Johny Hendricks calls it a career, ‘I’m done. I’m retiring’

Johny Hendricks

The MMA world was hit with a big retirement from a legend and former UFC champion earlier this week. Now we’ve been hit with another.

Unfortunately, the story of Johny Hendricks’ wild career may be more remembered for his rapid decline after losing his title via a controversial decision. However, what he did before that can’t be forgotten.

As one of the very best wrestlers in the division’s history, Hendricks found his way into the WEC early on in his career before getting called up to the UFC.

Rattling off four impressive wins in a row to start his UFC run, Rick Story would halt the momentum gained by the Oklahoma native. But it wouldn’t stop Hendricks from pursuing and reaching his ultimate goal.

After six straight wins, two of which included were perhaps two of the most insane one-punch punch knockouts ever seen in the history of the sport, Hendricks had earned his title shot against the king of welterweights, Georges St-Pierre.

Hendricks would give the Canadian the toughest fight of his career and earn what he and many others in the MMA community believed was the win. Of course, the judges saw things differently as St-Pierre got the nod via split decision.

After this fight, St-Pierre would retire thus resulting in the title being vacated. This gave Hendricks a rightful second opportunity and standing in his way was the hungry veteran, Robbie Lawler.

The two put on one of the greatest fights in the division’s history and with it all coming down to the fifth and final round, Hendricks would capitalize and pull out the unanimous decision win.

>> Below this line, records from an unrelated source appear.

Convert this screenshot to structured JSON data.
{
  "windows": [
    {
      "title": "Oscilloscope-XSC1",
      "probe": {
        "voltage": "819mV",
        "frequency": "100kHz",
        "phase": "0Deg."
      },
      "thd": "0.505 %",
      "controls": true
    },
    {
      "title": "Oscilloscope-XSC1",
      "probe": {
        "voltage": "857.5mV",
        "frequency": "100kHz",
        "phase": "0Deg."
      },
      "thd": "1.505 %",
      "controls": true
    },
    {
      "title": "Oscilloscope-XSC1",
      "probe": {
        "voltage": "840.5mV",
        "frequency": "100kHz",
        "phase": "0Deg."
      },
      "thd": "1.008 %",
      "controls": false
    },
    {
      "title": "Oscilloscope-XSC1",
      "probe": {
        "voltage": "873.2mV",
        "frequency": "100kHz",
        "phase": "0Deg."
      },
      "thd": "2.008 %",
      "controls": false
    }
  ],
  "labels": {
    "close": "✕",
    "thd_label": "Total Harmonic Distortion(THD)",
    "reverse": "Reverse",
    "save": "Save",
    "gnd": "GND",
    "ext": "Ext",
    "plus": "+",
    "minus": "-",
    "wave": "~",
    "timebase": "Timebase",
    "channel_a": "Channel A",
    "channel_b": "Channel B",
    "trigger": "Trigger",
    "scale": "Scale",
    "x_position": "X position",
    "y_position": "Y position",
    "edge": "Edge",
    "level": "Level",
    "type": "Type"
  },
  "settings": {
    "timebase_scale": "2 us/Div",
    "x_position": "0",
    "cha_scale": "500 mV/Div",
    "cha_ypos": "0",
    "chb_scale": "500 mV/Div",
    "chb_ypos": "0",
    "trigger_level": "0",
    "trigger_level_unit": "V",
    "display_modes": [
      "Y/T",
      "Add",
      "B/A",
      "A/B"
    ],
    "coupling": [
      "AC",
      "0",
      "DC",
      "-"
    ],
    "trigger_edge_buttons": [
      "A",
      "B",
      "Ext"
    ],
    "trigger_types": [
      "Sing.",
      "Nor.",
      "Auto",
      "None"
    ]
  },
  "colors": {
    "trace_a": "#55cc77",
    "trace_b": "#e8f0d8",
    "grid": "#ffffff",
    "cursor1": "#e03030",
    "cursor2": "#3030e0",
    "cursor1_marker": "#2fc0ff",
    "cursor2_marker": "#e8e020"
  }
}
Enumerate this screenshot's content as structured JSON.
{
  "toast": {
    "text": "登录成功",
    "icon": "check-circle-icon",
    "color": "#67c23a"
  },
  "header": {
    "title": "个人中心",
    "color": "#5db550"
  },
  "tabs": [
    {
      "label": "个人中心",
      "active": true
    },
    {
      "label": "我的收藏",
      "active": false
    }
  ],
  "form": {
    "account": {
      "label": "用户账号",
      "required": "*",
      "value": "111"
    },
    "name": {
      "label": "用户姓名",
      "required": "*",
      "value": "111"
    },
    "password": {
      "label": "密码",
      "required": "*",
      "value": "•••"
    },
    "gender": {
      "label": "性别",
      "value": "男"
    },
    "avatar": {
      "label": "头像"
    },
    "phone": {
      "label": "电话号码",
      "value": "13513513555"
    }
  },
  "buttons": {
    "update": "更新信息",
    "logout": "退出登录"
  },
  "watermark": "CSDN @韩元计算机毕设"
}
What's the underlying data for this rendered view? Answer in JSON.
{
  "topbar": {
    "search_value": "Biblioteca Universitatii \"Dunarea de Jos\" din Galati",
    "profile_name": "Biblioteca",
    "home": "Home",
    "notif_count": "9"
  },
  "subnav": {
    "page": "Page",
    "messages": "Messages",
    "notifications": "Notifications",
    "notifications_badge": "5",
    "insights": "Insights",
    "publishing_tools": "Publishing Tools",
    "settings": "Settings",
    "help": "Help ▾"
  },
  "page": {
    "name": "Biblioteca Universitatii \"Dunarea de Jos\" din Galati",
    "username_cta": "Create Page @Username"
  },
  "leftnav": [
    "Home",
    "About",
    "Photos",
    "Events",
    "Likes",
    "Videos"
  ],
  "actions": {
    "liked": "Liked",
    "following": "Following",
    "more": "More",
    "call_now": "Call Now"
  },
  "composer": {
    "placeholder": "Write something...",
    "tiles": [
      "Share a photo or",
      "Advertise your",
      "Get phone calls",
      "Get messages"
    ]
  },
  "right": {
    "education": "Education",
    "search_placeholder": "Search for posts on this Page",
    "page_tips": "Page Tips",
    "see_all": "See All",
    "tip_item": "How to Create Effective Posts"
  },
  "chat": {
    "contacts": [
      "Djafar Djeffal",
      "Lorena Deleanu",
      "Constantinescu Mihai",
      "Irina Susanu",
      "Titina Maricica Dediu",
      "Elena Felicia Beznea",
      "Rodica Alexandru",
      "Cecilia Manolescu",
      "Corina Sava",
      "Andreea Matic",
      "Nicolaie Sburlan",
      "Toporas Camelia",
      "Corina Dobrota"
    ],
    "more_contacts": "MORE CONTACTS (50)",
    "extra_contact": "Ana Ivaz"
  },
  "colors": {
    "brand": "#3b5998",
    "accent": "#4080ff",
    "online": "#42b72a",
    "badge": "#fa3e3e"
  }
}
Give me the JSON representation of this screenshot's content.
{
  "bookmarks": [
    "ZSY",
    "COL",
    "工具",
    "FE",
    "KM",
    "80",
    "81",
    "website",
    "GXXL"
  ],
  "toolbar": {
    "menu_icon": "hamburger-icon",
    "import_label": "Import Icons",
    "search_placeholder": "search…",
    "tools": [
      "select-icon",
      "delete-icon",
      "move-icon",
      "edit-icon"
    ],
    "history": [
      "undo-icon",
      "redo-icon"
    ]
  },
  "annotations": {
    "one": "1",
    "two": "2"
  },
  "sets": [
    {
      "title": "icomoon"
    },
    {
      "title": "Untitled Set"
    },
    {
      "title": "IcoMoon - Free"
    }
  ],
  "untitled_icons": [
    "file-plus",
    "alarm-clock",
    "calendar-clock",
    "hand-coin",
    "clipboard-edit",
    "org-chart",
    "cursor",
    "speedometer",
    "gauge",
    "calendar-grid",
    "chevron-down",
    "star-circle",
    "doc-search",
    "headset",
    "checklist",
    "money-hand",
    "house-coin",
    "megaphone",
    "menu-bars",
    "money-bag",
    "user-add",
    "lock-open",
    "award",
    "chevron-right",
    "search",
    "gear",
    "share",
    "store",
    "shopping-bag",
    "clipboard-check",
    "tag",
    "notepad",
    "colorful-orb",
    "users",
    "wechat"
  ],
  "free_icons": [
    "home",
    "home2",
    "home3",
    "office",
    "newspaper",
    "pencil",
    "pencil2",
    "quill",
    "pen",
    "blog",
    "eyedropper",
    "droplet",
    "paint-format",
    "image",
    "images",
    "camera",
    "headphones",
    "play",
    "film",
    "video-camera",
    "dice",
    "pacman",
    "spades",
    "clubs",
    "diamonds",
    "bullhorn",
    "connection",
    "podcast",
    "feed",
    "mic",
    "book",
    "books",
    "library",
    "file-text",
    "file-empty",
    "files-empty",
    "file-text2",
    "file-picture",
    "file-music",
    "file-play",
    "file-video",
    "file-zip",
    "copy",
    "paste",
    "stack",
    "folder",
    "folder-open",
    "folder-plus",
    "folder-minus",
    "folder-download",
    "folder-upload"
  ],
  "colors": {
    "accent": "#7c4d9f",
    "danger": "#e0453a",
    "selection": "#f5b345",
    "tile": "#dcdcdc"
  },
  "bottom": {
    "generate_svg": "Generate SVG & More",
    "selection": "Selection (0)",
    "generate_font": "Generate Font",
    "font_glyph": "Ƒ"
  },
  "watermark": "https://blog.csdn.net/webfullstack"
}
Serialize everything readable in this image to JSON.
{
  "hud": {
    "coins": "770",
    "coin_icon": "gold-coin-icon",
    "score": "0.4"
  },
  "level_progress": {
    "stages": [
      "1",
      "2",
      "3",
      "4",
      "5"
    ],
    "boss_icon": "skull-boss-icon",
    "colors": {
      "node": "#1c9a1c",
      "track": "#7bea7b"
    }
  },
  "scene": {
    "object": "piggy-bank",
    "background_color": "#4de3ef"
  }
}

“I’m done. I’m retiring…getting out of the MMA world.” Hendricks said on MMAJunkie radio today, “I’ve been thinkin’ about this long and hard for a while and I’m gonna get back to my roots. I’m gonna start coaching at All Saints. I’ve coached a little of high school last year at Oakridge but I’m making a move over to All Saints, start coaching there and start doing those kinds of things.

One of the things that’s nice is…these last seven months, being home spending time with the kids, not worrying about myself, what I need to do. I was walkin’ around at 200 [pounds] for three weeks just living the life and I go, ‘do we really want to do this?’

I know that I’m the one that has to do it…but do we want to do this? Do we want to go to the grind that I used to do? Be gone for long periods of time, put my family second and do those kinds of things and right now I can’t say that.

I made this decision about two weeks ago, and I prayed about it and I just wanted to make sure I would be okay about it.”

After becoming champion, Hendricks would close out his career going 2-6 with controversial decisions and weight issues along the way.

Much has been made about Hendrick’s fateful slide, but not enough is made about his rise to the top and how impressive it truly was to see unfold.

 

This article first appeared on BJPenn.com on 6/27/2018